Nope. It’s over after a single episode. Because we all know it’s that easy to stop being racist, right?
And then there’s the problem child of the series. The main protagonist: Ruby.
Ruby is one of the most cliche, uninteresting, and aimless characters in the entire series. Her personality boils down to ‘socially awkward prodigy (even though she stops being socially awkward for no reason after season one) who wants to help people and be a hero’.
She’s Deku but uninteresting.
Let’s use that as a comparison. Deku works well because his goal is clear: he wants to be the world’s greatest hero. Every action and decision he takes in this series furthers that goal. He had to work his ass off just to compete with everyone else, and he continues to do so. Thanks to all that, he’s a very relatable and likeable character.
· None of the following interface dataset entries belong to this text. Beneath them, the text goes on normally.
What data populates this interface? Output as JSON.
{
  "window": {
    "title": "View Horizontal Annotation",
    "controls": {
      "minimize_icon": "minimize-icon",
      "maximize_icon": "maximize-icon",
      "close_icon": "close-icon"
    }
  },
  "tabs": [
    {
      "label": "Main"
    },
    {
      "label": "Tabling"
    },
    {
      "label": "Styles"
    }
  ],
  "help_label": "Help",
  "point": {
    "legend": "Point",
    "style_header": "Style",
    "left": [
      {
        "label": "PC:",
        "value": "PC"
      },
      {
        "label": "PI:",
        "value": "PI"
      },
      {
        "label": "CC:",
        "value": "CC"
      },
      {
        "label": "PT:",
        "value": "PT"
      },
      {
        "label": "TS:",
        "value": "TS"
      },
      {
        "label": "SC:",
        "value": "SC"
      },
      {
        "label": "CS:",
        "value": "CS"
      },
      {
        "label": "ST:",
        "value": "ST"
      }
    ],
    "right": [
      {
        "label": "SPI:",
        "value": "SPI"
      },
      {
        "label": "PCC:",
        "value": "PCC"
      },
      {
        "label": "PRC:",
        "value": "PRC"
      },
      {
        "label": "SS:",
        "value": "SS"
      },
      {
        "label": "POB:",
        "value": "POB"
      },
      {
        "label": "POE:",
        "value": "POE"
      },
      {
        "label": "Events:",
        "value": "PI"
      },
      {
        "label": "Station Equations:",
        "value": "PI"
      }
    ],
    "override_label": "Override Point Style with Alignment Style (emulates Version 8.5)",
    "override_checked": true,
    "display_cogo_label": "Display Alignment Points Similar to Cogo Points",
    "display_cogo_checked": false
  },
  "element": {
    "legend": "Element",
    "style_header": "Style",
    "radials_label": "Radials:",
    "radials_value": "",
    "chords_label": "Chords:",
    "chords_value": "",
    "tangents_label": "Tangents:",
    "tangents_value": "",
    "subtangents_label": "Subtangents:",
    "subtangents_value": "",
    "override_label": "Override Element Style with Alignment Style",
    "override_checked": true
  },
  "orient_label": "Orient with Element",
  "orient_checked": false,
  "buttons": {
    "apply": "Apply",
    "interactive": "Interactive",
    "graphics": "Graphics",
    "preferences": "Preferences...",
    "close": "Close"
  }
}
Ruby did all of her training and hard work off screen, so she’s already a bad ass by the time we meet her in episode one. She simply wants to be a huntress; not the best huntress in the world, just a huntress. She gets admitted to her dream school in a single episode years before her time, making her the youngest student to attend the school. She’s made the leader of her team after only a single fight with them, and she spends most of her time goofing off and sleeping. She is neither relatable, compelling or even that likeable. She is bland, through and through.
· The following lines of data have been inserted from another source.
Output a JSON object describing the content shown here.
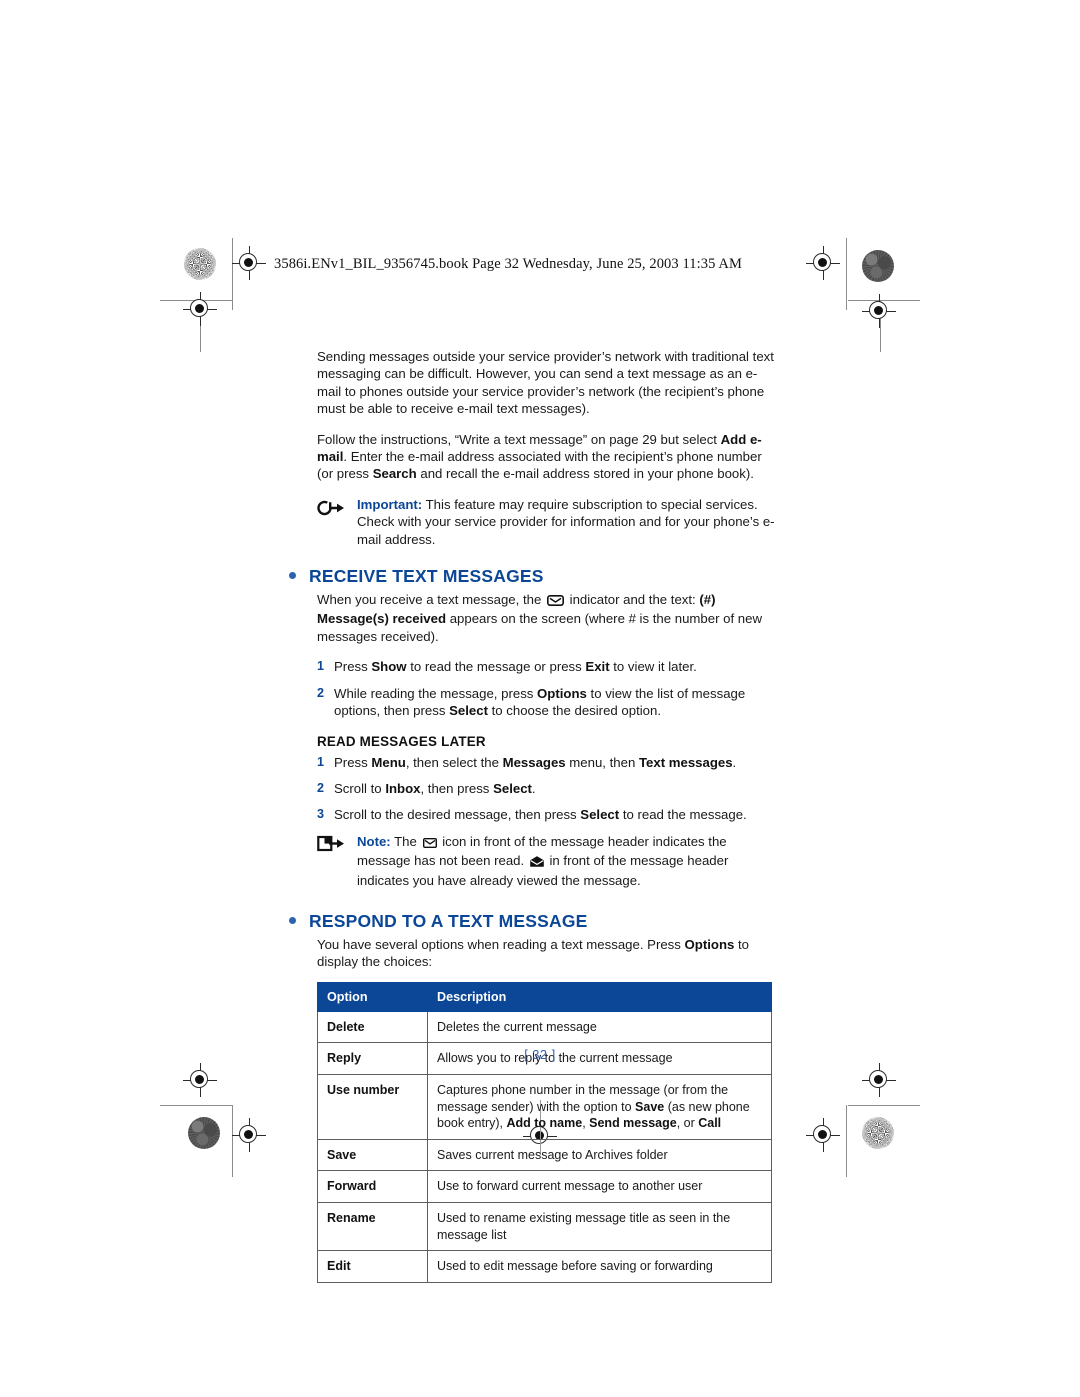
{
  "header": {
    "file_line": "3586i.ENv1_BIL_9356745.book  Page 32  Wednesday, June 25, 2003  11:35 AM"
  },
  "colors": {
    "heading_blue": "#0b4697",
    "bullet_blue": "#2b62b4",
    "table_header_bg": "#0b4697",
    "body_text": "#1a1a1a"
  },
  "intro": {
    "para1_a": "Sending messages outside your service provider’s network with traditional text messaging can be difficult. However, you can send a text message as an e-mail to phones outside your service provider’s network (the recipient’s phone must be able to receive e-mail text messages).",
    "para2_a": "Follow the instructions, “Write a text message” on page 29 but select ",
    "para2_b": "Add e-mail",
    "para2_c": ". Enter the e-mail address associated with the recipient’s phone number (or press ",
    "para2_d": "Search",
    "para2_e": " and recall the e-mail address stored in your phone book)."
  },
  "important_callout": {
    "icon": "circle-arrow-icon",
    "label": "Important:",
    "text": " This feature may require subscription to special services. Check with your service provider for information and for your phone’s e-mail address."
  },
  "receive_section": {
    "heading": "RECEIVE TEXT MESSAGES",
    "intro_a": "When you receive a text message, the ",
    "intro_icon": "envelope-indicator-icon",
    "intro_b": " indicator and the text: ",
    "intro_bold": "(#) Message(s) received",
    "intro_c": " appears on the screen (where # is the number of new messages received).",
    "steps": [
      {
        "num": "1",
        "a": "Press ",
        "b1": "Show",
        "c": " to read the message or press ",
        "b2": "Exit",
        "d": " to view it later."
      },
      {
        "num": "2",
        "a": "While reading the message, press ",
        "b1": "Options",
        "c": " to view the list of message options, then press ",
        "b2": "Select",
        "d": " to choose the desired option."
      }
    ]
  },
  "read_later": {
    "subheading": "READ MESSAGES LATER",
    "steps": [
      {
        "num": "1",
        "a": "Press ",
        "b1": "Menu",
        "c": ", then select the ",
        "b2": "Messages",
        "d": " menu, then ",
        "b3": "Text messages",
        "e": "."
      },
      {
        "num": "2",
        "a": "Scroll to ",
        "b1": "Inbox",
        "c": ", then press ",
        "b2": "Select",
        "d": "."
      },
      {
        "num": "3",
        "a": "Scroll to the desired message, then press ",
        "b1": "Select",
        "c": " to read the message."
      }
    ]
  },
  "note_callout": {
    "icon": "square-arrow-icon",
    "label": "Note:",
    "text_a": " The ",
    "icon_unread": "closed-envelope-icon",
    "text_b": " icon in front of the message header indicates the message has not been read. ",
    "icon_read": "opened-envelope-icon",
    "text_c": " in front of the message header indicates you have already viewed the message."
  },
  "respond_section": {
    "heading": "RESPOND TO A TEXT MESSAGE",
    "intro_a": "You have several options when reading a text message. Press ",
    "intro_bold": "Options",
    "intro_b": " to display the choices:"
  },
  "option_table": {
    "columns": [
      "Option",
      "Description"
    ],
    "rows": [
      {
        "option": "Delete",
        "desc_a": "Deletes the current message",
        "desc_bold1": "",
        "desc_b": "",
        "desc_bold2": "",
        "desc_c": "",
        "desc_bold3": "",
        "desc_d": ""
      },
      {
        "option": "Reply",
        "desc_a": "Allows you to reply to the current message",
        "desc_bold1": "",
        "desc_b": "",
        "desc_bold2": "",
        "desc_c": "",
        "desc_bold3": "",
        "desc_d": ""
      },
      {
        "option": "Use number",
        "desc_a": "Captures phone number in the message (or from the message sender) with the option to ",
        "desc_bold1": "Save",
        "desc_b": " (as new phone book entry), ",
        "desc_bold2": "Add to name",
        "desc_c": ", ",
        "desc_bold3": "Send message",
        "desc_d": ", or ",
        "desc_bold4": "Call"
      },
      {
        "option": "Save",
        "desc_a": "Saves current message to Archives folder",
        "desc_bold1": "",
        "desc_b": "",
        "desc_bold2": "",
        "desc_c": "",
        "desc_bold3": "",
        "desc_d": ""
      },
      {
        "option": "Forward",
        "desc_a": "Use to forward current message to another user",
        "desc_bold1": "",
        "desc_b": "",
        "desc_bold2": "",
        "desc_c": "",
        "desc_bold3": "",
        "desc_d": ""
      },
      {
        "option": "Rename",
        "desc_a": "Used to rename existing message title as seen in the message list",
        "desc_bold1": "",
        "desc_b": "",
        "desc_bold2": "",
        "desc_c": "",
        "desc_bold3": "",
        "desc_d": ""
      },
      {
        "option": "Edit",
        "desc_a": "Used to edit message before saving or forwarding",
        "desc_bold1": "",
        "desc_b": "",
        "desc_bold2": "",
        "desc_c": "",
        "desc_bold3": "",
        "desc_d": ""
      }
    ]
  },
  "footer": {
    "page_number": "[ 32 ]"
  }
}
The star of the show, everyone.
Now, if you like these characters, that’s fine. I can understand completely. Their voice actresses pour a ton of life and energy into these characters, and their unique fighting styles and weapons make their fight scenes interesting. They also play well together in moments where plot isn’t happening, like when they’re playing games in the library.
Y’know. The scenes that shouldn’t exist because they’re filler.
This lack of direction gets even worse come season four and five. Since their school was taken out by the villains (they are all cliched and uninteresting too, in case you were curious) they are forced into an adventure in the big open world. Here’s my question: how does this further their goals? Did their goals change? If so, what to? I’m too confused to be interested or engaged, damn it!
The list goes on and on. If I spent the time deconstructing every character, this post would be as long as a novel. If I added the issues with the world building, villains and terrible magical mcguffins, it would be over a thousand pages. Is that hyperbolic? Maybe. But I do have other things I need to do today, so I’ll stop there today.
If the characters had more attainable and interesting goals that tied them into the plot further than loosely/not at all, this show would be so much better. But it would still need to solve it’s other issues, which would take just as long to fix.
We’ll get to those another day. Maybe.